New protocol standard for future-proof smart city applications
Piscataway, NJ, USA / Frankfurt, Germany – March 16, 2018 – The TALQ Consortium, which has developed a global interface standard and certification scheme for managing outdoor lighting networks, will shortly introduce TALQ version 2.0, an easy to integrate RESTful/JSON protocol that addresses many smart city applications.
The updated technical specification particularizes a state-of-the-art definition of the Smart City Protocol and provides manufacturers full flexibility to define their own devices and functionality as needed. Furthermore TALQ version 2.0 guarantees cities and municipalities broad interoperability of various smart city applications from different vendors.
Cities across the world on their way to becoming smart cities face the same challenges: advanced smart lighting, waste management, parking, traffic control and many other services that strive to save energy, reduce traffic, increase security, quality of life and much more. But currently, most of the available solutions are proprietary, locking cities into single vendor solutions.
Thanks to the TALQ Smart City Protocol, cities will be able to choose and adopt solutions from multiple vendors and control them all through a single Central Management System (CMS). The smart City Protocol, TALQ version 2.0, is an application interface to exchange data, commands and programs between one or more CMS and Outdoor Device Networks (ODNs) from different vendors to enable configuration, control, command and monitoring of connected devices in the city.
More Flexibility by getting RESTful
With its updated protocol – which will be published in summer 2018 – TALQ defines the message types, data format, parameters and behavior of CMS and
Gateways. In doing so, TALQ does not limit the types of network implementations in the ODN itself, but specifies the interface between the ODN’s interface (Gateway) and the CMS. The new version 2.0 is based on a bidirectional RESTful API with JSON-LD data payload that relies on underlying standardized data transport, network and security services such as HTTP, TLS, TCP and IP, to establish communication between CMS and Gateways.

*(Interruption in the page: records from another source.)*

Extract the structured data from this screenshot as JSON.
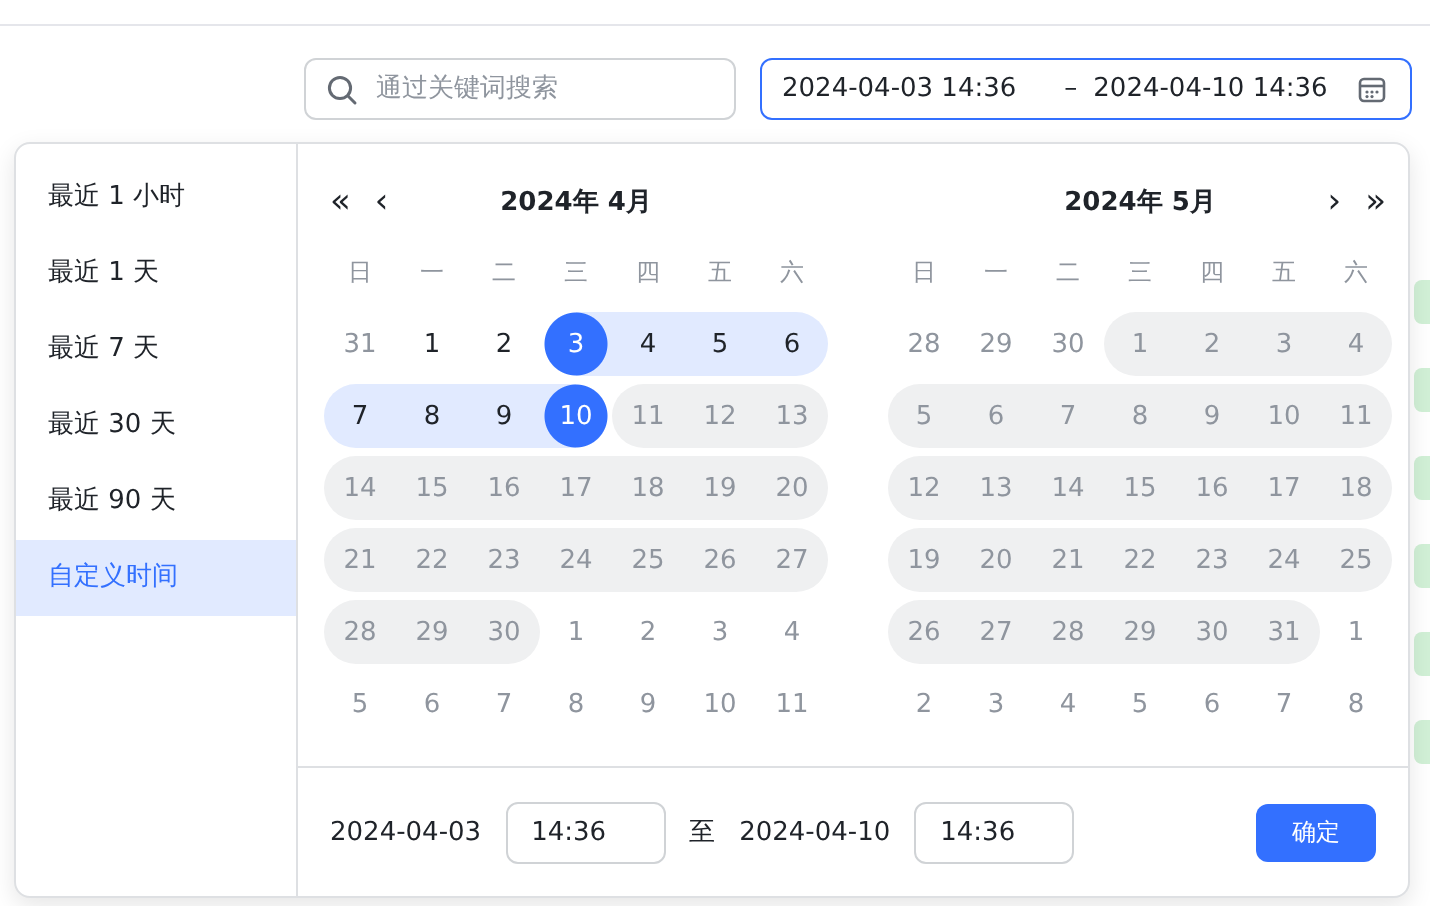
{
  "search": {
    "placeholder": "通过关键词搜索"
  },
  "range_input": {
    "start": "2024-04-03 14:36",
    "separator": "–",
    "end": "2024-04-10 14:36",
    "focused": true
  },
  "shortcuts": [
    {
      "label": "最近 1 小时",
      "selected": false
    },
    {
      "label": "最近 1 天",
      "selected": false
    },
    {
      "label": "最近 7 天",
      "selected": false
    },
    {
      "label": "最近 30 天",
      "selected": false
    },
    {
      "label": "最近 90 天",
      "selected": false
    },
    {
      "label": "自定义时间",
      "selected": true
    }
  ],
  "calendars": [
    {
      "title": "2024年 4月",
      "nav": [
        "«",
        "‹"
      ],
      "weekdays": [
        "日",
        "一",
        "二",
        "三",
        "四",
        "五",
        "六"
      ],
      "weeks": [
        [
          {
            "day": "31",
            "kind": "other"
          },
          {
            "day": "1",
            "kind": "normal"
          },
          {
            "day": "2",
            "kind": "normal"
          },
          {
            "day": "3",
            "kind": "start"
          },
          {
            "day": "4",
            "kind": "range"
          },
          {
            "day": "5",
            "kind": "range"
          },
          {
            "day": "6",
            "kind": "range"
          }
        ],
        [
          {
            "day": "7",
            "kind": "range"
          },
          {
            "day": "8",
            "kind": "range"
          },
          {
            "day": "9",
            "kind": "range"
          },
          {
            "day": "10",
            "kind": "end"
          },
          {
            "day": "11",
            "kind": "disabled"
          },
          {
            "day": "12",
            "kind": "disabled"
          },
          {
            "day": "13",
            "kind": "disabled"
          }
        ],
        [
          {
            "day": "14",
            "kind": "disabled"
          },
          {
            "day": "15",
            "kind": "disabled"
          },
          {
            "day": "16",
            "kind": "disabled"
          },
          {
            "day": "17",
            "kind": "disabled"
          },
          {
            "day": "18",
            "kind": "disabled"
          },
          {
            "day": "19",
            "kind": "disabled"
          },
          {
            "day": "20",
            "kind": "disabled"
          }
        ],
        [
          {
            "day": "21",
            "kind": "disabled"
          },
          {
            "day": "22",
            "kind": "disabled"
          },
          {
            "day": "23",
            "kind": "disabled"
          },
          {
            "day": "24",
            "kind": "disabled"
          },
          {
            "day": "25",
            "kind": "disabled"
          },
          {
            "day": "26",
            "kind": "disabled"
          },
          {
            "day": "27",
            "kind": "disabled"
          }
        ],
        [
          {
            "day": "28",
            "kind": "disabled"
          },
          {
            "day": "29",
            "kind": "disabled"
          },
          {
            "day": "30",
            "kind": "disabled"
          },
          {
            "day": "1",
            "kind": "other"
          },
          {
            "day": "2",
            "kind": "other"
          },
          {
            "day": "3",
            "kind": "other"
          },
          {
            "day": "4",
            "kind": "other"
          }
        ],
        [
          {
            "day": "5",
            "kind": "other"
          },
          {
            "day": "6",
            "kind": "other"
          },
          {
            "day": "7",
            "kind": "other"
          },
          {
            "day": "8",
            "kind": "other"
          },
          {
            "day": "9",
            "kind": "other"
          },
          {
            "day": "10",
            "kind": "other"
          },
          {
            "day": "11",
            "kind": "other"
          }
        ]
      ]
    },
    {
      "title": "2024年 5月",
      "nav": [
        "›",
        "»"
      ],
      "weekdays": [
        "日",
        "一",
        "二",
        "三",
        "四",
        "五",
        "六"
      ],
      "weeks": [
        [
          {
            "day": "28",
            "kind": "other"
          },
          {
            "day": "29",
            "kind": "other"
          },
          {
            "day": "30",
            "kind": "other"
          },
          {
            "day": "1",
            "kind": "disabled"
          },
          {
            "day": "2",
            "kind": "disabled"
          },
          {
            "day": "3",
            "kind": "disabled"
          },
          {
            "day": "4",
            "kind": "disabled"
          }
        ],
        [
          {
            "day": "5",
            "kind": "disabled"
          },
          {
            "day": "6",
            "kind": "disabled"
          },
          {
            "day": "7",
            "kind": "disabled"
          },
          {
            "day": "8",
            "kind": "disabled"
          },
          {
            "day": "9",
            "kind": "disabled"
          },
          {
            "day": "10",
            "kind": "disabled"
          },
          {
            "day": "11",
            "kind": "disabled"
          }
        ],
        [
          {
            "day": "12",
            "kind": "disabled"
          },
          {
            "day": "13",
            "kind": "disabled"
          },
          {
            "day": "14",
            "kind": "disabled"
          },
          {
            "day": "15",
            "kind": "disabled"
          },
          {
            "day": "16",
            "kind": "disabled"
          },
          {
            "day": "17",
            "kind": "disabled"
          },
          {
            "day": "18",
            "kind": "disabled"
          }
        ],
        [
          {
            "day": "19",
            "kind": "disabled"
          },
          {
            "day": "20",
            "kind": "disabled"
          },
          {
            "day": "21",
            "kind": "disabled"
          },
          {
            "day": "22",
            "kind": "disabled"
          },
          {
            "day": "23",
            "kind": "disabled"
          },
          {
            "day": "24",
            "kind": "disabled"
          },
          {
            "day": "25",
            "kind": "disabled"
          }
        ],
        [
          {
            "day": "26",
            "kind": "disabled"
          },
          {
            "day": "27",
            "kind": "disabled"
          },
          {
            "day": "28",
            "kind": "disabled"
          },
          {
            "day": "29",
            "kind": "disabled"
          },
          {
            "day": "30",
            "kind": "disabled"
          },
          {
            "day": "31",
            "kind": "disabled"
          },
          {
            "day": "1",
            "kind": "other"
          }
        ],
        [
          {
            "day": "2",
            "kind": "other"
          },
          {
            "day": "3",
            "kind": "other"
          },
          {
            "day": "4",
            "kind": "other"
          },
          {
            "day": "5",
            "kind": "other"
          },
          {
            "day": "6",
            "kind": "other"
          },
          {
            "day": "7",
            "kind": "other"
          },
          {
            "day": "8",
            "kind": "other"
          }
        ]
      ]
    }
  ],
  "footer": {
    "start_date": "2024-04-03",
    "start_time": "14:36",
    "to": "至",
    "end_date": "2024-04-10",
    "end_time": "14:36",
    "confirm": "确定"
  }
}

The standard RESTful approach, adopted by TALQ, makes integration easy for manufacturers of smart city applications in existing CMS and Gateways. To provide configuration, control, command and monitoring services, the TALQ Smart City Protocol supports HTTP REST GET, PUT, POST, PATCH and DELETE requests on REST resources such as devices and services. Thanks to TALQ version 2.0, getting log values (e.g. temperature, voltage, current, energy) from devices, reading real time values from a device, sending configuration parameters to a device or remote controlling it, becomes obvious for CMS software developers.
Our clear goal is to make it easy for cities to connect any smart city device to their CMS, so that any data produced is stored and displayed and can be used in any other Smart City processes and applications.
explains Simon Dunkley, Secretary General of the TALQ Consortium.
By implementing TALQ, vendors are completely free to describe their enddevices through TALQ Functions (i.e. sets of agreed attributes and events) which can easily be configured, controlled and monitored using TALQ services (configuration, data collect, real time control, on-demand read, scheduled control, etc.). In that way, TALQ fosters competition and allows cities to choose among multiple different solutions whilst assuring compatibility of all different systems.